• THE PROBLEM: Give the entries back exactly as they stand, but without pictures.

(INPUT MATERIAL Opens)

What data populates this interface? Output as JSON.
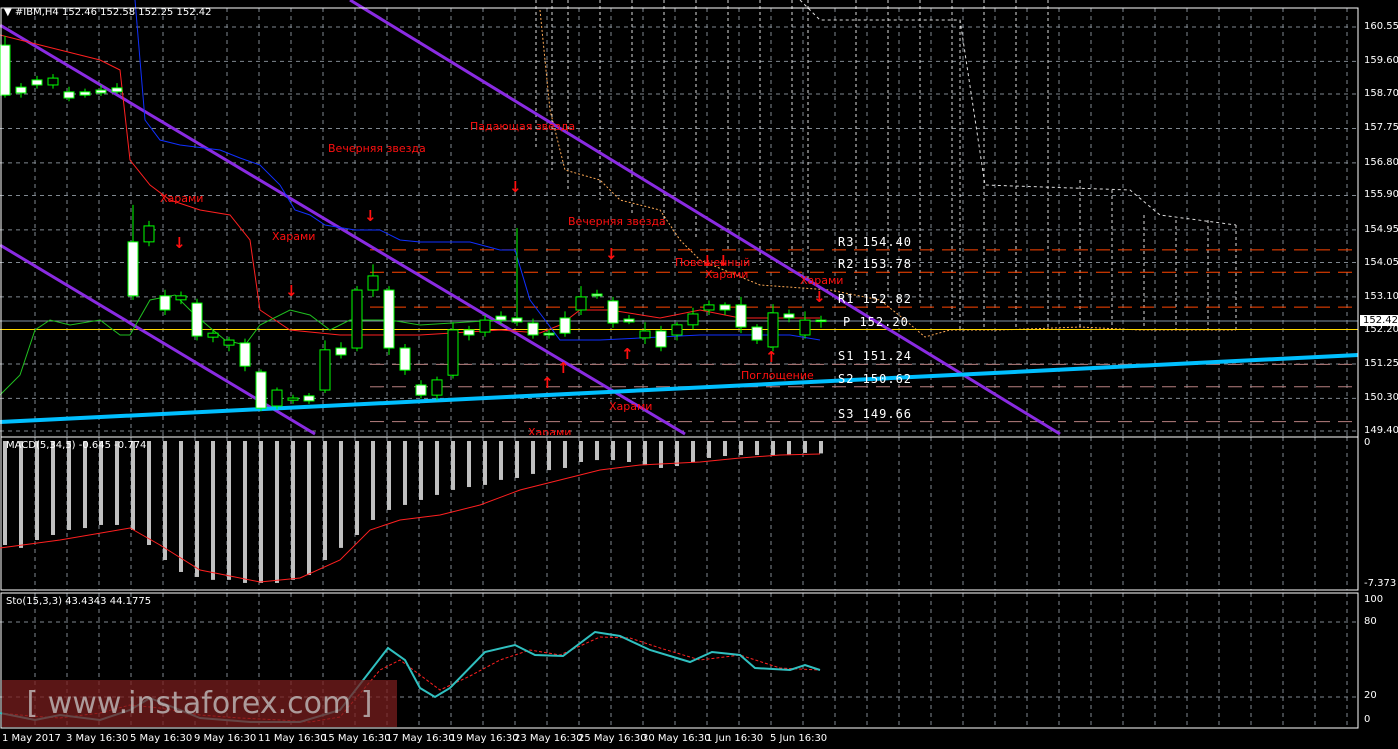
{
  "header": {
    "symbol": "#IBM,H4",
    "ohlc": "152.46 152.58 152.25 152.42"
  },
  "price_axis": [
    "160.55",
    "159.60",
    "158.70",
    "157.75",
    "156.80",
    "155.90",
    "154.95",
    "154.05",
    "153.10",
    "152.20",
    "151.25",
    "150.30",
    "149.40"
  ],
  "price_axis_values": [
    160.55,
    159.6,
    158.7,
    157.75,
    156.8,
    155.9,
    154.95,
    154.05,
    153.1,
    152.2,
    151.25,
    150.3,
    149.4
  ],
  "current_price": "152.42",
  "pivots": [
    {
      "label": "R3 154.40",
      "value": 154.4,
      "color": "#ff4500"
    },
    {
      "label": "R2 153.78",
      "value": 153.78,
      "color": "#ff4500"
    },
    {
      "label": "R1 152.82",
      "value": 152.82,
      "color": "#ff4500"
    },
    {
      "label": "P 152.20",
      "value": 152.2,
      "color": "#ffd700"
    },
    {
      "label": "S1 151.24",
      "value": 151.24,
      "color": "#b88080"
    },
    {
      "label": "S2 150.62",
      "value": 150.62,
      "color": "#b88080"
    },
    {
      "label": "S3 149.66",
      "value": 149.66,
      "color": "#b88080"
    }
  ],
  "patterns": [
    "Харами",
    "Харами",
    "Вечерняя звезда",
    "Падающая звезда",
    "Вечерняя звезда",
    "Повешенный",
    "Харами",
    "Харами",
    "Поглощение",
    "Харами",
    "Харами"
  ],
  "candles": [
    [
      158.67,
      160.05,
      160.3,
      158.6
    ],
    [
      158.73,
      158.89,
      159.0,
      158.6
    ],
    [
      158.95,
      159.09,
      159.2,
      158.85
    ],
    [
      159.14,
      158.95,
      159.25,
      158.85
    ],
    [
      158.59,
      158.76,
      158.9,
      158.5
    ],
    [
      158.67,
      158.76,
      158.85,
      158.6
    ],
    [
      158.73,
      158.81,
      158.95,
      158.65
    ],
    [
      158.76,
      158.87,
      159.0,
      158.7
    ],
    [
      153.13,
      154.62,
      155.64,
      153.02
    ],
    [
      155.06,
      154.62,
      155.2,
      154.5
    ],
    [
      152.74,
      153.13,
      153.3,
      152.6
    ],
    [
      153.13,
      153.02,
      153.25,
      152.9
    ],
    [
      152.02,
      152.93,
      153.05,
      151.9
    ],
    [
      152.1,
      151.99,
      152.2,
      151.85
    ],
    [
      151.91,
      151.77,
      152.0,
      151.6
    ],
    [
      151.19,
      151.83,
      151.95,
      151.05
    ],
    [
      150.03,
      151.03,
      151.1,
      149.95
    ],
    [
      150.53,
      150.09,
      150.6,
      150.0
    ],
    [
      150.31,
      150.25,
      150.4,
      150.15
    ],
    [
      150.23,
      150.37,
      150.45,
      150.15
    ],
    [
      151.64,
      150.53,
      151.9,
      150.45
    ],
    [
      151.5,
      151.69,
      151.85,
      151.4
    ],
    [
      153.29,
      151.69,
      153.4,
      151.6
    ],
    [
      153.68,
      153.29,
      154.0,
      153.1
    ],
    [
      151.69,
      153.29,
      153.4,
      151.5
    ],
    [
      151.08,
      151.69,
      151.8,
      150.95
    ],
    [
      150.39,
      150.67,
      150.8,
      150.3
    ],
    [
      150.81,
      150.39,
      150.9,
      150.25
    ],
    [
      152.19,
      150.94,
      152.4,
      150.85
    ],
    [
      152.05,
      152.19,
      152.3,
      151.9
    ],
    [
      152.46,
      152.13,
      152.6,
      152.0
    ],
    [
      152.46,
      152.57,
      152.7,
      152.35
    ],
    [
      152.41,
      152.52,
      155.0,
      152.3
    ],
    [
      152.05,
      152.38,
      152.5,
      151.95
    ],
    [
      152.05,
      152.1,
      152.2,
      151.95
    ],
    [
      152.1,
      152.52,
      152.7,
      152.0
    ],
    [
      153.1,
      152.74,
      153.4,
      152.6
    ],
    [
      153.13,
      153.18,
      153.3,
      153.05
    ],
    [
      152.38,
      152.99,
      153.1,
      152.25
    ],
    [
      152.41,
      152.49,
      152.6,
      152.35
    ],
    [
      152.16,
      151.97,
      152.4,
      151.8
    ],
    [
      151.72,
      152.16,
      152.3,
      151.6
    ],
    [
      152.33,
      152.05,
      152.4,
      151.9
    ],
    [
      152.63,
      152.33,
      152.8,
      152.2
    ],
    [
      152.88,
      152.74,
      153.0,
      152.6
    ],
    [
      152.74,
      152.88,
      152.95,
      152.6
    ],
    [
      152.27,
      152.88,
      153.1,
      152.1
    ],
    [
      151.91,
      152.27,
      152.35,
      151.8
    ],
    [
      152.66,
      151.72,
      152.9,
      151.6
    ],
    [
      152.52,
      152.63,
      152.75,
      152.4
    ],
    [
      152.46,
      152.05,
      152.7,
      151.95
    ],
    [
      152.42,
      152.46,
      152.58,
      152.25
    ]
  ],
  "macd": {
    "label": "MACD(5,34,5) -0.645 -0.774",
    "axis_top": "0",
    "axis_bottom": "-7.373",
    "histogram": [
      -5.4,
      -5.55,
      -5.14,
      -4.88,
      -4.62,
      -4.52,
      -4.36,
      -4.36,
      -4.62,
      -5.4,
      -6.18,
      -6.8,
      -7.06,
      -7.21,
      -7.21,
      -7.37,
      -7.37,
      -7.37,
      -7.21,
      -6.96,
      -6.18,
      -5.55,
      -4.88,
      -4.1,
      -3.58,
      -3.32,
      -3.06,
      -2.8,
      -2.54,
      -2.39,
      -2.28,
      -2.02,
      -1.92,
      -1.71,
      -1.51,
      -1.4,
      -1.09,
      -0.99,
      -0.99,
      -1.09,
      -1.25,
      -1.4,
      -1.3,
      -1.09,
      -0.88,
      -0.78,
      -0.73,
      -0.73,
      -0.73,
      -0.73,
      -0.62,
      -0.645
    ]
  },
  "stochastic": {
    "label": "Sto(15,3,3) 43.4343 44.1775",
    "axis": [
      "100",
      "80",
      "20",
      "0"
    ]
  },
  "dates": [
    "1 May 2017",
    "3 May 16:30",
    "5 May 16:30",
    "9 May 16:30",
    "11 May 16:30",
    "15 May 16:30",
    "17 May 16:30",
    "19 May 16:30",
    "23 May 16:30",
    "25 May 16:30",
    "30 May 16:30",
    "1 Jun 16:30",
    "5 Jun 16:30"
  ],
  "watermark": "[ www.instaforex.com ]",
  "colors": {
    "bull": "#ffffff",
    "bear": "#000000",
    "candle_border": "#00ff00",
    "support": "#00bfff",
    "channel": "#8a2be2",
    "pattern": "#ff1010"
  }
}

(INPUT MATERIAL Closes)

• EXERCISE OUTPUT:
What data populates this interface? Output as JSON.
{
  "header": {
    "symbol": "#IBM,H4",
    "ohlc": "152.46 152.58 152.25 152.42"
  },
  "price_axis": [
    "160.55",
    "159.60",
    "158.70",
    "157.75",
    "156.80",
    "155.90",
    "154.95",
    "154.05",
    "153.10",
    "152.20",
    "151.25",
    "150.30",
    "149.40"
  ],
  "price_axis_values": [
    160.55,
    159.6,
    158.7,
    157.75,
    156.8,
    155.9,
    154.95,
    154.05,
    153.1,
    152.2,
    151.25,
    150.3,
    149.4
  ],
  "current_price": "152.42",
  "pivots": [
    {
      "label": "R3 154.40",
      "value": 154.4,
      "color": "#ff4500"
    },
    {
      "label": "R2 153.78",
      "value": 153.78,
      "color": "#ff4500"
    },
    {
      "label": "R1 152.82",
      "value": 152.82,
      "color": "#ff4500"
    },
    {
      "label": "P 152.20",
      "value": 152.2,
      "color": "#ffd700"
    },
    {
      "label": "S1 151.24",
      "value": 151.24,
      "color": "#b88080"
    },
    {
      "label": "S2 150.62",
      "value": 150.62,
      "color": "#b88080"
    },
    {
      "label": "S3 149.66",
      "value": 149.66,
      "color": "#b88080"
    }
  ],
  "patterns": [
    "Харами",
    "Харами",
    "Вечерняя звезда",
    "Падающая звезда",
    "Вечерняя звезда",
    "Повешенный",
    "Харами",
    "Харами",
    "Поглощение",
    "Харами",
    "Харами"
  ],
  "candles": [
    [
      158.67,
      160.05,
      160.3,
      158.6
    ],
    [
      158.73,
      158.89,
      159.0,
      158.6
    ],
    [
      158.95,
      159.09,
      159.2,
      158.85
    ],
    [
      159.14,
      158.95,
      159.25,
      158.85
    ],
    [
      158.59,
      158.76,
      158.9,
      158.5
    ],
    [
      158.67,
      158.76,
      158.85,
      158.6
    ],
    [
      158.73,
      158.81,
      158.95,
      158.65
    ],
    [
      158.76,
      158.87,
      159.0,
      158.7
    ],
    [
      153.13,
      154.62,
      155.64,
      153.02
    ],
    [
      155.06,
      154.62,
      155.2,
      154.5
    ],
    [
      152.74,
      153.13,
      153.3,
      152.6
    ],
    [
      153.13,
      153.02,
      153.25,
      152.9
    ],
    [
      152.02,
      152.93,
      153.05,
      151.9
    ],
    [
      152.1,
      151.99,
      152.2,
      151.85
    ],
    [
      151.91,
      151.77,
      152.0,
      151.6
    ],
    [
      151.19,
      151.83,
      151.95,
      151.05
    ],
    [
      150.03,
      151.03,
      151.1,
      149.95
    ],
    [
      150.53,
      150.09,
      150.6,
      150.0
    ],
    [
      150.31,
      150.25,
      150.4,
      150.15
    ],
    [
      150.23,
      150.37,
      150.45,
      150.15
    ],
    [
      151.64,
      150.53,
      151.9,
      150.45
    ],
    [
      151.5,
      151.69,
      151.85,
      151.4
    ],
    [
      153.29,
      151.69,
      153.4,
      151.6
    ],
    [
      153.68,
      153.29,
      154.0,
      153.1
    ],
    [
      151.69,
      153.29,
      153.4,
      151.5
    ],
    [
      151.08,
      151.69,
      151.8,
      150.95
    ],
    [
      150.39,
      150.67,
      150.8,
      150.3
    ],
    [
      150.81,
      150.39,
      150.9,
      150.25
    ],
    [
      152.19,
      150.94,
      152.4,
      150.85
    ],
    [
      152.05,
      152.19,
      152.3,
      151.9
    ],
    [
      152.46,
      152.13,
      152.6,
      152.0
    ],
    [
      152.46,
      152.57,
      152.7,
      152.35
    ],
    [
      152.41,
      152.52,
      155.0,
      152.3
    ],
    [
      152.05,
      152.38,
      152.5,
      151.95
    ],
    [
      152.05,
      152.1,
      152.2,
      151.95
    ],
    [
      152.1,
      152.52,
      152.7,
      152.0
    ],
    [
      153.1,
      152.74,
      153.4,
      152.6
    ],
    [
      153.13,
      153.18,
      153.3,
      153.05
    ],
    [
      152.38,
      152.99,
      153.1,
      152.25
    ],
    [
      152.41,
      152.49,
      152.6,
      152.35
    ],
    [
      152.16,
      151.97,
      152.4,
      151.8
    ],
    [
      151.72,
      152.16,
      152.3,
      151.6
    ],
    [
      152.33,
      152.05,
      152.4,
      151.9
    ],
    [
      152.63,
      152.33,
      152.8,
      152.2
    ],
    [
      152.88,
      152.74,
      153.0,
      152.6
    ],
    [
      152.74,
      152.88,
      152.95,
      152.6
    ],
    [
      152.27,
      152.88,
      153.1,
      152.1
    ],
    [
      151.91,
      152.27,
      152.35,
      151.8
    ],
    [
      152.66,
      151.72,
      152.9,
      151.6
    ],
    [
      152.52,
      152.63,
      152.75,
      152.4
    ],
    [
      152.46,
      152.05,
      152.7,
      151.95
    ],
    [
      152.42,
      152.46,
      152.58,
      152.25
    ]
  ],
  "macd": {
    "label": "MACD(5,34,5) -0.645 -0.774",
    "axis_top": "0",
    "axis_bottom": "-7.373",
    "histogram": [
      -5.4,
      -5.55,
      -5.14,
      -4.88,
      -4.62,
      -4.52,
      -4.36,
      -4.36,
      -4.62,
      -5.4,
      -6.18,
      -6.8,
      -7.06,
      -7.21,
      -7.21,
      -7.37,
      -7.37,
      -7.37,
      -7.21,
      -6.96,
      -6.18,
      -5.55,
      -4.88,
      -4.1,
      -3.58,
      -3.32,
      -3.06,
      -2.8,
      -2.54,
      -2.39,
      -2.28,
      -2.02,
      -1.92,
      -1.71,
      -1.51,
      -1.4,
      -1.09,
      -0.99,
      -0.99,
      -1.09,
      -1.25,
      -1.4,
      -1.3,
      -1.09,
      -0.88,
      -0.78,
      -0.73,
      -0.73,
      -0.73,
      -0.73,
      -0.62,
      -0.645
    ]
  },
  "stochastic": {
    "label": "Sto(15,3,3) 43.4343 44.1775",
    "axis": [
      "100",
      "80",
      "20",
      "0"
    ]
  },
  "dates": [
    "1 May 2017",
    "3 May 16:30",
    "5 May 16:30",
    "9 May 16:30",
    "11 May 16:30",
    "15 May 16:30",
    "17 May 16:30",
    "19 May 16:30",
    "23 May 16:30",
    "25 May 16:30",
    "30 May 16:30",
    "1 Jun 16:30",
    "5 Jun 16:30"
  ],
  "watermark": "[ www.instaforex.com ]",
  "colors": {
    "bull": "#ffffff",
    "bear": "#000000",
    "candle_border": "#00ff00",
    "support": "#00bfff",
    "channel": "#8a2be2",
    "pattern": "#ff1010"
  }
}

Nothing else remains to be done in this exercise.